[Page and application data records]
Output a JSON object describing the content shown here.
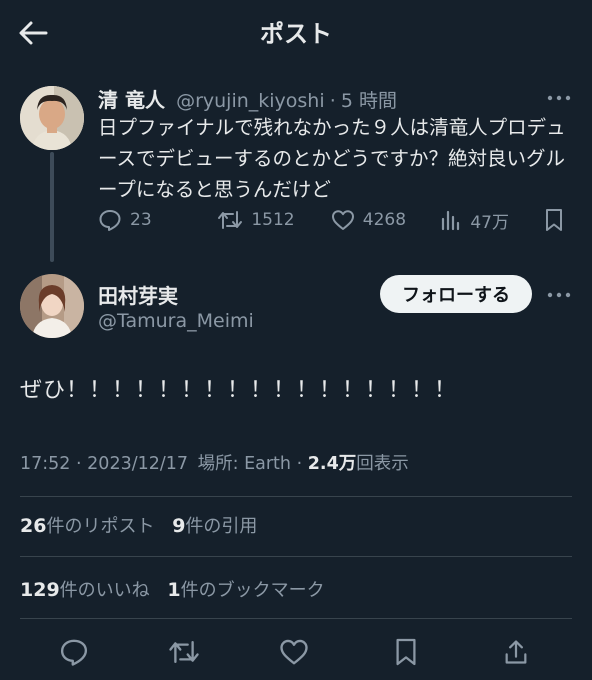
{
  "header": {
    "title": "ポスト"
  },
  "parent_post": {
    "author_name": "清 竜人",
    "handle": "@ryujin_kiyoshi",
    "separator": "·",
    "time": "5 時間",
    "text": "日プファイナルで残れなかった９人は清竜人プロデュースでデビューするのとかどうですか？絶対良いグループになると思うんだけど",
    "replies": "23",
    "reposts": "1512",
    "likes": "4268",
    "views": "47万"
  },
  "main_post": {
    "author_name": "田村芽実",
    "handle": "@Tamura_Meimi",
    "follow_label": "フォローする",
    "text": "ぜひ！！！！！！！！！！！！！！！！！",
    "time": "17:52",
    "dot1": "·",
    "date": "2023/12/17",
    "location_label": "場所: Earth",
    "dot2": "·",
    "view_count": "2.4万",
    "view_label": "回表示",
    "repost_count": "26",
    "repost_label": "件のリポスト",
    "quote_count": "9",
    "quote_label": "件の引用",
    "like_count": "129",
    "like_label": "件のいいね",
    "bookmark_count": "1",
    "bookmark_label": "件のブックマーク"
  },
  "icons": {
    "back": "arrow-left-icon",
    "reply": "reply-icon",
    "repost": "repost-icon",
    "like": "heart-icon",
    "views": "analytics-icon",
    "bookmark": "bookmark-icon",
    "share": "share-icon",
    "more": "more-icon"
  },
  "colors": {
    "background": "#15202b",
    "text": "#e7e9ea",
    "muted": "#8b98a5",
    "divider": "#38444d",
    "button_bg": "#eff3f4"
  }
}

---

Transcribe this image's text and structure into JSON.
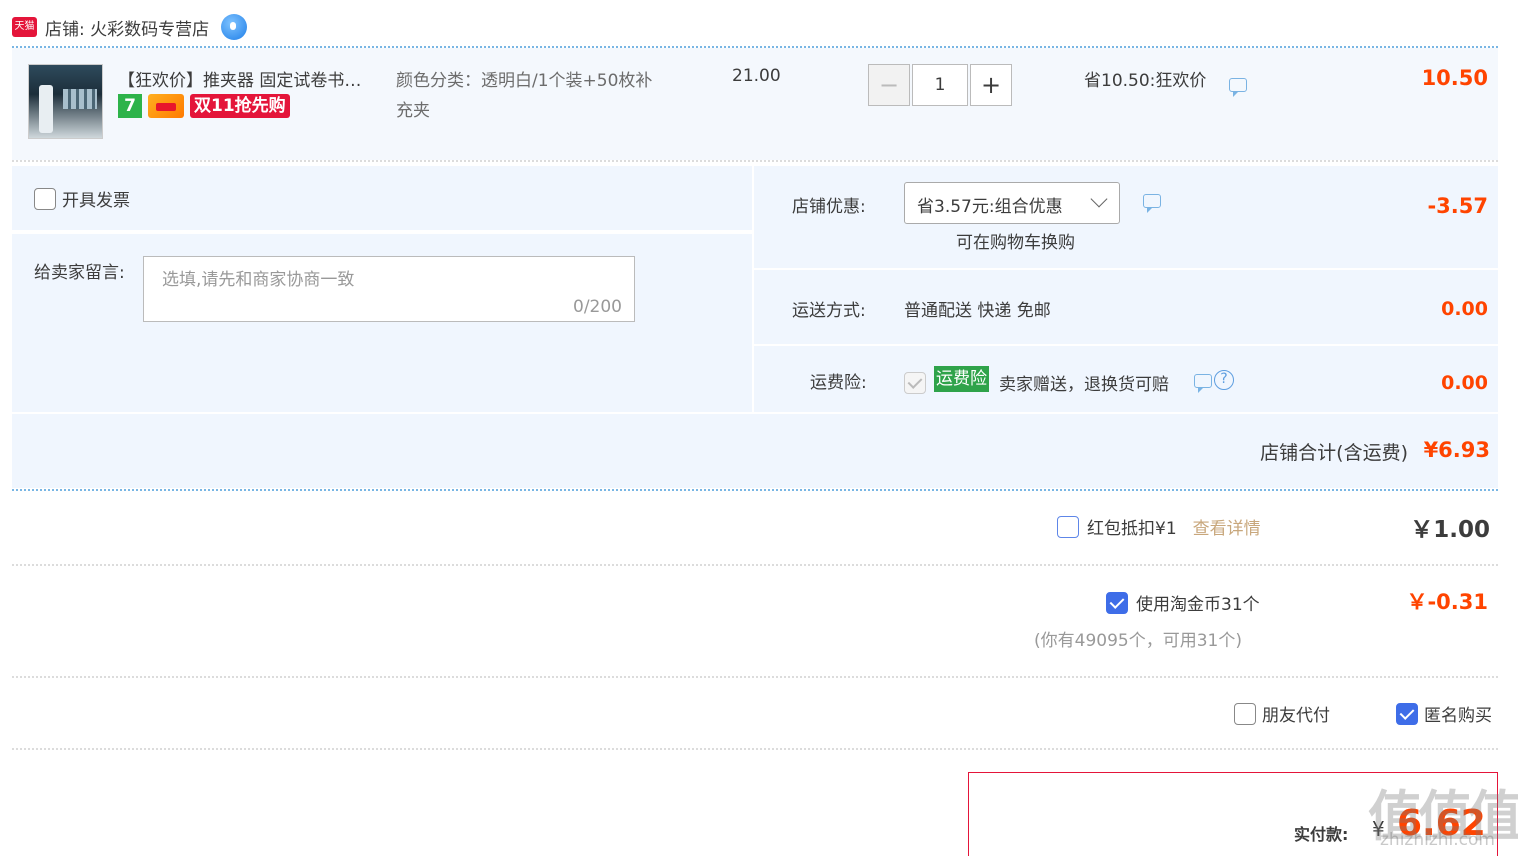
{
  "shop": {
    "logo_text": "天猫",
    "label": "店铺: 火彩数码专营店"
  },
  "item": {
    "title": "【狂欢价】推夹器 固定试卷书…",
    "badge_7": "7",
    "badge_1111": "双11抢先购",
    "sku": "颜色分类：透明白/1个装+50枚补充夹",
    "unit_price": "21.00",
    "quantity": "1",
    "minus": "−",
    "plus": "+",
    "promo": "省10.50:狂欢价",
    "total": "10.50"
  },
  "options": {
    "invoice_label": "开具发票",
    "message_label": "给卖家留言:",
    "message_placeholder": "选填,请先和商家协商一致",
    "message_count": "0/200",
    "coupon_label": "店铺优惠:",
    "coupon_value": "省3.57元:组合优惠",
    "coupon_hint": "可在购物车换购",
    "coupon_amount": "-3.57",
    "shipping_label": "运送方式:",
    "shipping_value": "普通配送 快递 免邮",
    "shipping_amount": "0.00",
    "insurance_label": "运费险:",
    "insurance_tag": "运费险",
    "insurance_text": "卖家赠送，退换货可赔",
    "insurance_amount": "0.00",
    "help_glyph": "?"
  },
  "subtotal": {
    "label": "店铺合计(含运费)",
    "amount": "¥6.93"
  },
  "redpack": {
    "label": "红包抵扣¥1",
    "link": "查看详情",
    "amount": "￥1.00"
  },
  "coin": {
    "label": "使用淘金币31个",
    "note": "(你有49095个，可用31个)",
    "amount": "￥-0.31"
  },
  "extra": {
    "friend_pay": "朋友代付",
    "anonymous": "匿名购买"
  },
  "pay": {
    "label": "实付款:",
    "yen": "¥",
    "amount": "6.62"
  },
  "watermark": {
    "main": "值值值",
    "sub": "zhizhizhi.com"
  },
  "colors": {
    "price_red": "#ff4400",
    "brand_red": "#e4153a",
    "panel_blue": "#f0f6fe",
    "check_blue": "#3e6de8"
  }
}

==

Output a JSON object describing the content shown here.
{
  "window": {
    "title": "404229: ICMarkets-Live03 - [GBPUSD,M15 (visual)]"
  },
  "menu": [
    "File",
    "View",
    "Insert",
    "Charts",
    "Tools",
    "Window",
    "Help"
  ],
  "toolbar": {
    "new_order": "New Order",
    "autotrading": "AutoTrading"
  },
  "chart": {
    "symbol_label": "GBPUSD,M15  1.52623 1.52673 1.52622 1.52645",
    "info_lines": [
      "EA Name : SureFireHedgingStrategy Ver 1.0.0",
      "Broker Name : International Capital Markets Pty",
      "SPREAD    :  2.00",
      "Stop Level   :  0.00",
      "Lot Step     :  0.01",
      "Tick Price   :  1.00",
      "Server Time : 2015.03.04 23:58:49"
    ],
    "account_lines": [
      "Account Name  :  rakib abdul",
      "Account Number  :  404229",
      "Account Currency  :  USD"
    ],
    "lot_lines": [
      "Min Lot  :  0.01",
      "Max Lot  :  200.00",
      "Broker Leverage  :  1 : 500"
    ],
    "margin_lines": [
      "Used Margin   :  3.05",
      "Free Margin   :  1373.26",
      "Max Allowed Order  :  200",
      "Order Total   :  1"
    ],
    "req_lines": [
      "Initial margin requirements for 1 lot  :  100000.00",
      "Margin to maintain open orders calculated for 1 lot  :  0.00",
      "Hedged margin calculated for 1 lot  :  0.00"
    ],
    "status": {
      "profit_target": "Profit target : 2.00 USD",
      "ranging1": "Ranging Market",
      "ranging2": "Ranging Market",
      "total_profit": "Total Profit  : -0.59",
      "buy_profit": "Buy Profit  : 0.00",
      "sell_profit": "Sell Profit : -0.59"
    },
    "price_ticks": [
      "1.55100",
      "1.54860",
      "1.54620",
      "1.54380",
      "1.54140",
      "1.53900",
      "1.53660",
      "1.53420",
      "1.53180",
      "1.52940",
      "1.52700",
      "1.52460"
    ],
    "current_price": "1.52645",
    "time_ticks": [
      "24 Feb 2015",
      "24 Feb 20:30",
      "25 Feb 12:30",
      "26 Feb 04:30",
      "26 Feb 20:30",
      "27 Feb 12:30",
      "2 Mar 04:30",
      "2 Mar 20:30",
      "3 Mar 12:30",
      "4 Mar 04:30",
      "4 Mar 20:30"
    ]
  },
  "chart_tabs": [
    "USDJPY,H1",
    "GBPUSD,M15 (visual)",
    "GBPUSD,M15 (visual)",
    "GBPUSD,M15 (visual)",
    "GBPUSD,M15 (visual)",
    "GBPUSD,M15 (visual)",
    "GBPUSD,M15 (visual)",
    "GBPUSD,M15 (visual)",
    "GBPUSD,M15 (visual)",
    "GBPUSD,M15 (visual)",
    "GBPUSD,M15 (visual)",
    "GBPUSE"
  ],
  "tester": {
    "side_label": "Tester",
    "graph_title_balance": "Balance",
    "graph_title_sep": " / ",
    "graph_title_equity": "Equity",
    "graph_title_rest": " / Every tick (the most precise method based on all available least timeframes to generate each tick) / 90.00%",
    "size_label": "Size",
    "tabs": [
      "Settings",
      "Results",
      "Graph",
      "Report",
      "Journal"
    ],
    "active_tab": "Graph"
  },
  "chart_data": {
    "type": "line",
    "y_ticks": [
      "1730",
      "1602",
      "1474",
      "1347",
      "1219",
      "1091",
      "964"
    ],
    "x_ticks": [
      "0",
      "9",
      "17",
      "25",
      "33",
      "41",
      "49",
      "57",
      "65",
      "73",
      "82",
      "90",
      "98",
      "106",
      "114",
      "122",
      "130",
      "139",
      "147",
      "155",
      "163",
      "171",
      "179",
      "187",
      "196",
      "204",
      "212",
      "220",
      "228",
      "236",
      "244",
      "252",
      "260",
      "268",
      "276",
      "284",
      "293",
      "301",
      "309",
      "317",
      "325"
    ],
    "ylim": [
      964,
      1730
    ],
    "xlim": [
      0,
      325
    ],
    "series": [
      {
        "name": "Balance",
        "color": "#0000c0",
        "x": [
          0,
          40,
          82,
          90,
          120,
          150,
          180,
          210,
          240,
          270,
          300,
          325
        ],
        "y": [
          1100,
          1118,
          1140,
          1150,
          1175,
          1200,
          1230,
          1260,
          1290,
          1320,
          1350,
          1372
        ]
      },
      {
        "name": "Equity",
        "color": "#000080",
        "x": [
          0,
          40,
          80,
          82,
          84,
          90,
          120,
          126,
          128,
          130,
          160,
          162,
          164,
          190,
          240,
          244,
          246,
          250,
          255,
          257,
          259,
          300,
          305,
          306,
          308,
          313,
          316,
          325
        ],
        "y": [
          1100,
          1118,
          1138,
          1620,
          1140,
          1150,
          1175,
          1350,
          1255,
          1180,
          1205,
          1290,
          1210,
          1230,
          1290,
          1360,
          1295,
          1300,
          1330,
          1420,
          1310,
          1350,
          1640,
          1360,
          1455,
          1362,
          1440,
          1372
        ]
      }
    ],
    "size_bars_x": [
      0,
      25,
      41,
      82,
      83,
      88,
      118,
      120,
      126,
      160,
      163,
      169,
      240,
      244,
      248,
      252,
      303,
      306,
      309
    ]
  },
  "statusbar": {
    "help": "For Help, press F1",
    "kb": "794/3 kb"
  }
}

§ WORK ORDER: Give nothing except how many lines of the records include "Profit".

§ RESULT: 4